Records to process below:

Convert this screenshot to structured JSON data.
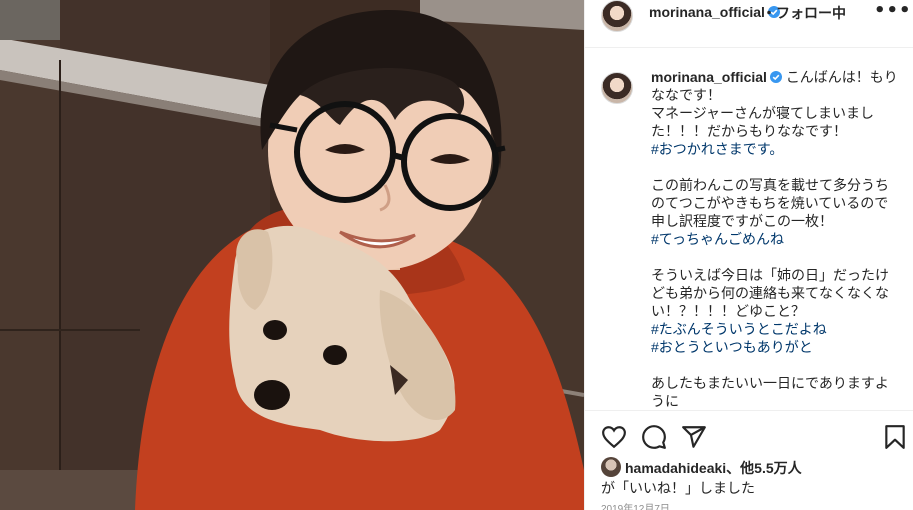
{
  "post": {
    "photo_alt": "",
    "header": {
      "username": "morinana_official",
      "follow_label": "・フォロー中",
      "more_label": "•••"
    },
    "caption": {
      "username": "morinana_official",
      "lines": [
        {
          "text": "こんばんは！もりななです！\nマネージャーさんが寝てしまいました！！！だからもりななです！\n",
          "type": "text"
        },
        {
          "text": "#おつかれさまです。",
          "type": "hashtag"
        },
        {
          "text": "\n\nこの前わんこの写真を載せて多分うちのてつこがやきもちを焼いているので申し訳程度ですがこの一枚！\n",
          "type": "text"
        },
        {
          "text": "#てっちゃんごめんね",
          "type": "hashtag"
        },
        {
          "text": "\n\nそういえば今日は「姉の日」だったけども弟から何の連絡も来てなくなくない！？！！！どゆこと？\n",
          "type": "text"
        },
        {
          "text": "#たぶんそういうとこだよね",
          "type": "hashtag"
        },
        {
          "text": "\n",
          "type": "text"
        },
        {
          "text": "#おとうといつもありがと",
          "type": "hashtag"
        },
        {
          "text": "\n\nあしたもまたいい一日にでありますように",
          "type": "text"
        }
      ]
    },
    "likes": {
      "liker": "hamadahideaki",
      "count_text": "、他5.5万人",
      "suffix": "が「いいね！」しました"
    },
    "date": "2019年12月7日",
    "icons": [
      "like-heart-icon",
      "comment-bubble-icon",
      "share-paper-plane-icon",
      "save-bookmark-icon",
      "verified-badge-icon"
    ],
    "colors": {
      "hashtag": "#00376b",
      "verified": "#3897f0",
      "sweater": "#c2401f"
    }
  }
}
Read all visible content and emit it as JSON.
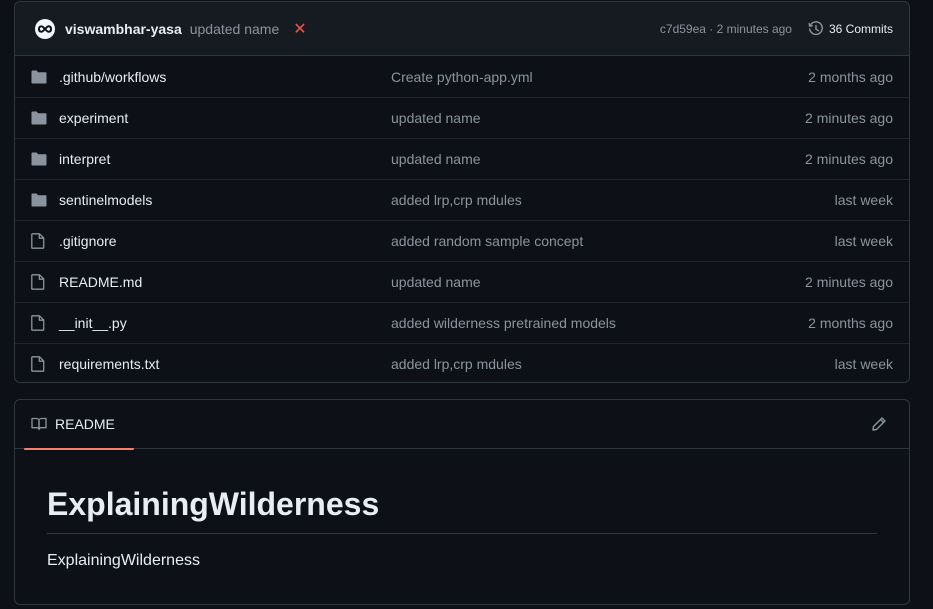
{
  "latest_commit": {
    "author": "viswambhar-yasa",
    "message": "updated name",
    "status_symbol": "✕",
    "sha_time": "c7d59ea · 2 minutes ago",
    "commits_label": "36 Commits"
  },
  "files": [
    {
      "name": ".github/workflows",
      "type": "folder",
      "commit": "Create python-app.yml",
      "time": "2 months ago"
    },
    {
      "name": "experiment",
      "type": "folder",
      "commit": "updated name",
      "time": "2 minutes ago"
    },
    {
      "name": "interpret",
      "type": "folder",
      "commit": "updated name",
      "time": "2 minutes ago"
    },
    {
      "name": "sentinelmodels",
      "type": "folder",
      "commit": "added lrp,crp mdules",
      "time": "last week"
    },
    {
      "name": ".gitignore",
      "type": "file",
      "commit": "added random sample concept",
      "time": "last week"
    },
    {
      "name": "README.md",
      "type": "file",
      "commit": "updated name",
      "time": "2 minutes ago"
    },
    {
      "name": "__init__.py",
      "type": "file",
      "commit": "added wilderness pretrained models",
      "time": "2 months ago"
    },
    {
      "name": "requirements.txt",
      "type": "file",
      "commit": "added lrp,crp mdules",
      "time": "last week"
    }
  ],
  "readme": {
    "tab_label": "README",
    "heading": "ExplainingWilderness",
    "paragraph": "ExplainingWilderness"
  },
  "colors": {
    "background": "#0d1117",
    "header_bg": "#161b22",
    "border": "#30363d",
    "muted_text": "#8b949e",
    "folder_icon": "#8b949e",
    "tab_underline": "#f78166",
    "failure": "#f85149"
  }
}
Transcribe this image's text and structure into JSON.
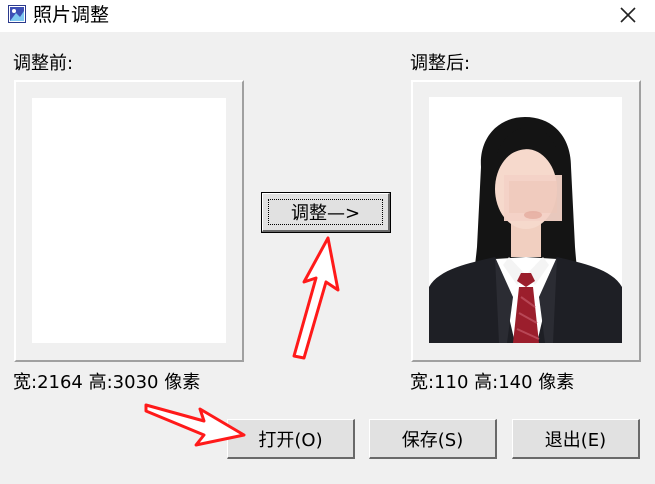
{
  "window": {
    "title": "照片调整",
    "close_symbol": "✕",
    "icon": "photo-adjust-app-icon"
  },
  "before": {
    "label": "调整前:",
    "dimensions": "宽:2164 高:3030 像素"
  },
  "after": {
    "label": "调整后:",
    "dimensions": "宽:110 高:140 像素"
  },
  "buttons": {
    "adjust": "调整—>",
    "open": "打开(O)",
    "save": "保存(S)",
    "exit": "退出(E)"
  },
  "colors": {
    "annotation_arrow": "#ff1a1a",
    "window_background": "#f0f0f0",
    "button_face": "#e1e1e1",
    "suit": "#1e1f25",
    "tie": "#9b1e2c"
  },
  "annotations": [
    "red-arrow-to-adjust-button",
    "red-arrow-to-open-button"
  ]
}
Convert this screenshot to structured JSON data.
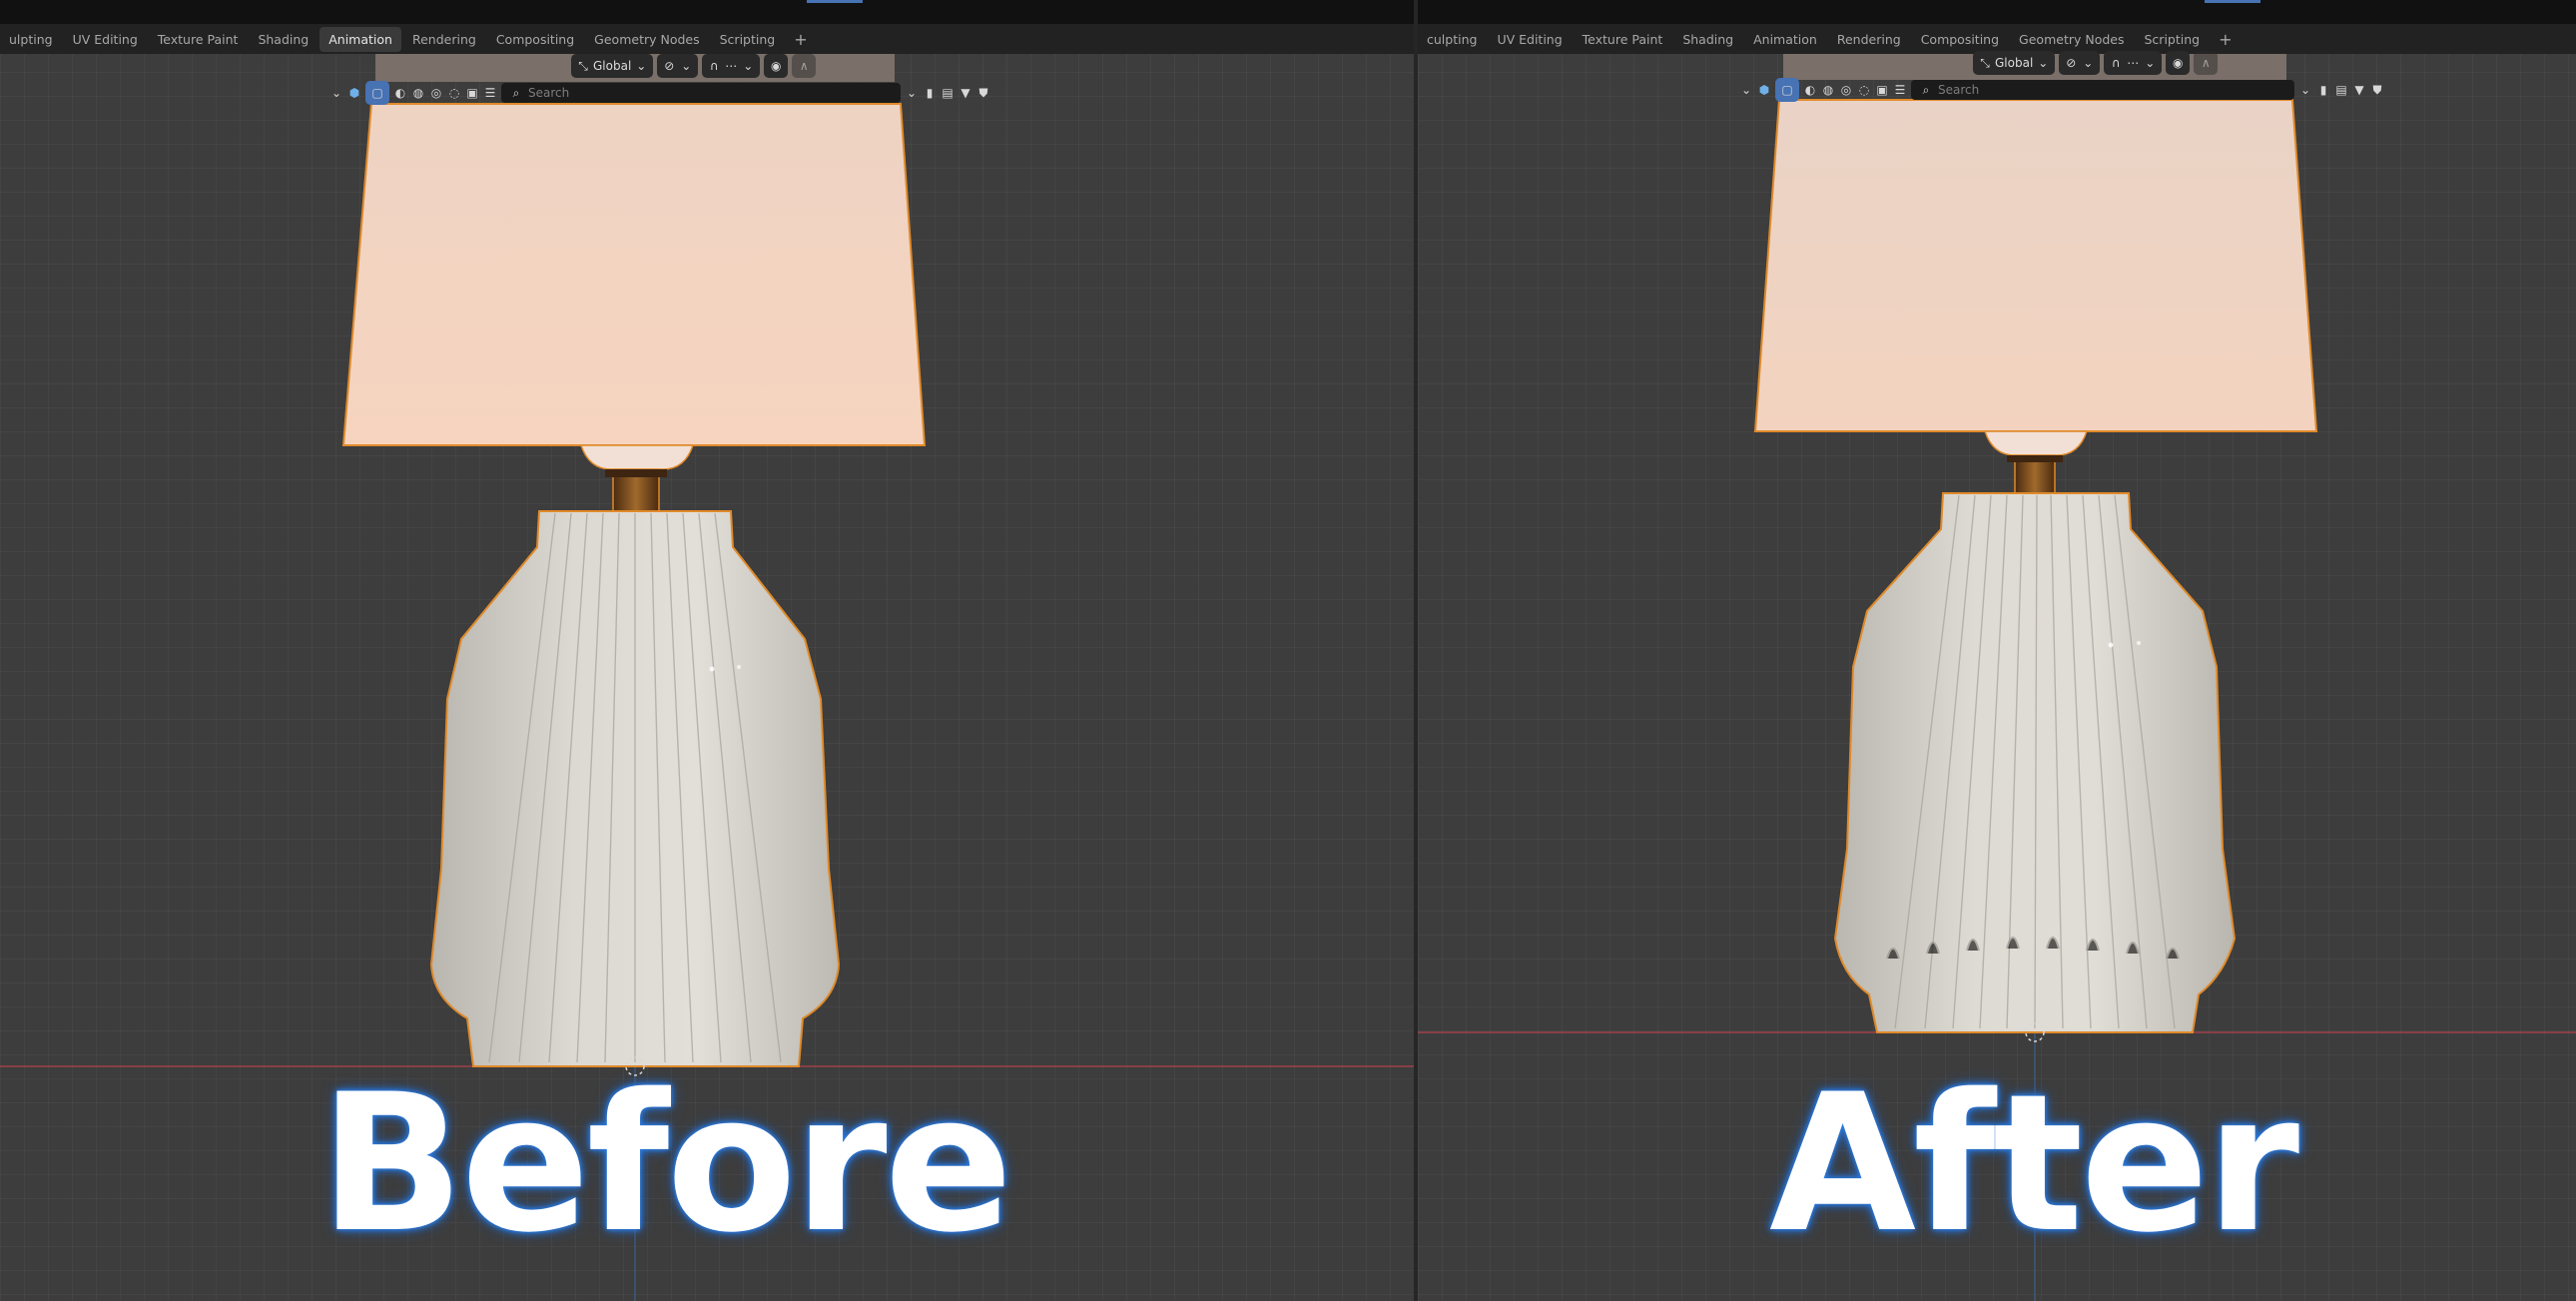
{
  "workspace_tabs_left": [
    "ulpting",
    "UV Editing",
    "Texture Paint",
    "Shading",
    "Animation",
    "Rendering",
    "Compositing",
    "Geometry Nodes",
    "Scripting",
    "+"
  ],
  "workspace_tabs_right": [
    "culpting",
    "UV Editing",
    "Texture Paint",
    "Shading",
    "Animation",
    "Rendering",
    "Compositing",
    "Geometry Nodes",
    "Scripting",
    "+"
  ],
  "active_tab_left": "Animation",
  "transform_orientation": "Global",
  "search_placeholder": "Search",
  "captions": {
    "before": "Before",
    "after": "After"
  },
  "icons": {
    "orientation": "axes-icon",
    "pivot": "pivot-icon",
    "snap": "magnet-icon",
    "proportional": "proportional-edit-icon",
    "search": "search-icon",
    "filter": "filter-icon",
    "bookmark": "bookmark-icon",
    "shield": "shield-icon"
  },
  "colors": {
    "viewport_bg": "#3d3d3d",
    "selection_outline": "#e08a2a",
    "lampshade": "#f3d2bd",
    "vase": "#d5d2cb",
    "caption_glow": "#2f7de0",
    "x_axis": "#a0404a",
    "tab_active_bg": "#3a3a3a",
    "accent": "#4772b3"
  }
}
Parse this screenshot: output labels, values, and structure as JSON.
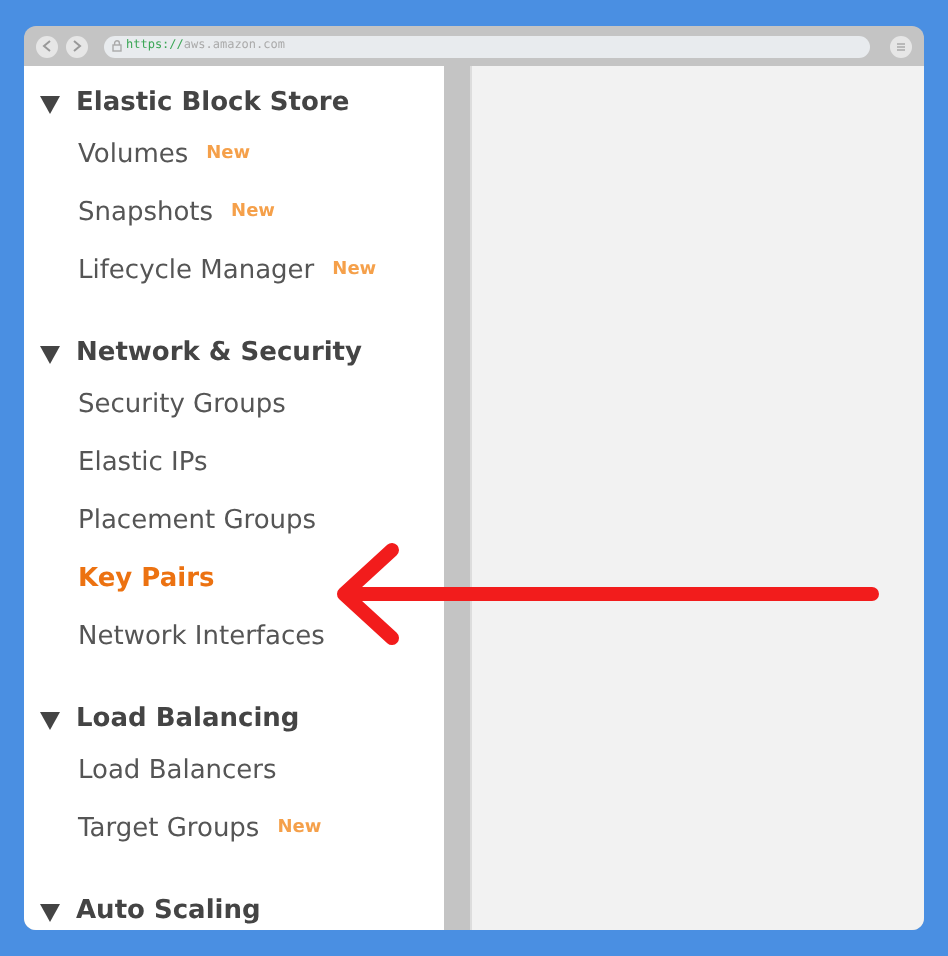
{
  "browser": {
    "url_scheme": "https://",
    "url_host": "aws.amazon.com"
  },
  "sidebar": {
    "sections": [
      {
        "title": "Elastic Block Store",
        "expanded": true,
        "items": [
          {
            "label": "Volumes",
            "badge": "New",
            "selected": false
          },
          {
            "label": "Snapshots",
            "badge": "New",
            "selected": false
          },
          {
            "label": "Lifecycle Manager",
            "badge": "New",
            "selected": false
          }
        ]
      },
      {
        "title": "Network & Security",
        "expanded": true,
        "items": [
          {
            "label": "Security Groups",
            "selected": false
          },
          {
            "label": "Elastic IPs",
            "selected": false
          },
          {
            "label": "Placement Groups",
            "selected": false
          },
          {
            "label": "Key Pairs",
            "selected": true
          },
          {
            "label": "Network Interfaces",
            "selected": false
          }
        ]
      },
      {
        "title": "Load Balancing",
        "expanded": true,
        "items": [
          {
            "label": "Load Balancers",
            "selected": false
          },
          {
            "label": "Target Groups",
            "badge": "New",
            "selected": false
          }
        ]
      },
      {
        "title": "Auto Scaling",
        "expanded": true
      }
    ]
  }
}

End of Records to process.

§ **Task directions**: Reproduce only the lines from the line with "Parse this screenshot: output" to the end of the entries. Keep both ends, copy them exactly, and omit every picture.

§ **Task response**:
Parse this screenshot: output labels, values, and structure as JSON.
{
  "browser": {
    "url_scheme": "https://",
    "url_host": "aws.amazon.com"
  },
  "sidebar": {
    "sections": [
      {
        "title": "Elastic Block Store",
        "expanded": true,
        "items": [
          {
            "label": "Volumes",
            "badge": "New",
            "selected": false
          },
          {
            "label": "Snapshots",
            "badge": "New",
            "selected": false
          },
          {
            "label": "Lifecycle Manager",
            "badge": "New",
            "selected": false
          }
        ]
      },
      {
        "title": "Network & Security",
        "expanded": true,
        "items": [
          {
            "label": "Security Groups",
            "selected": false
          },
          {
            "label": "Elastic IPs",
            "selected": false
          },
          {
            "label": "Placement Groups",
            "selected": false
          },
          {
            "label": "Key Pairs",
            "selected": true
          },
          {
            "label": "Network Interfaces",
            "selected": false
          }
        ]
      },
      {
        "title": "Load Balancing",
        "expanded": true,
        "items": [
          {
            "label": "Load Balancers",
            "selected": false
          },
          {
            "label": "Target Groups",
            "badge": "New",
            "selected": false
          }
        ]
      },
      {
        "title": "Auto Scaling",
        "expanded": true
      }
    ]
  }
}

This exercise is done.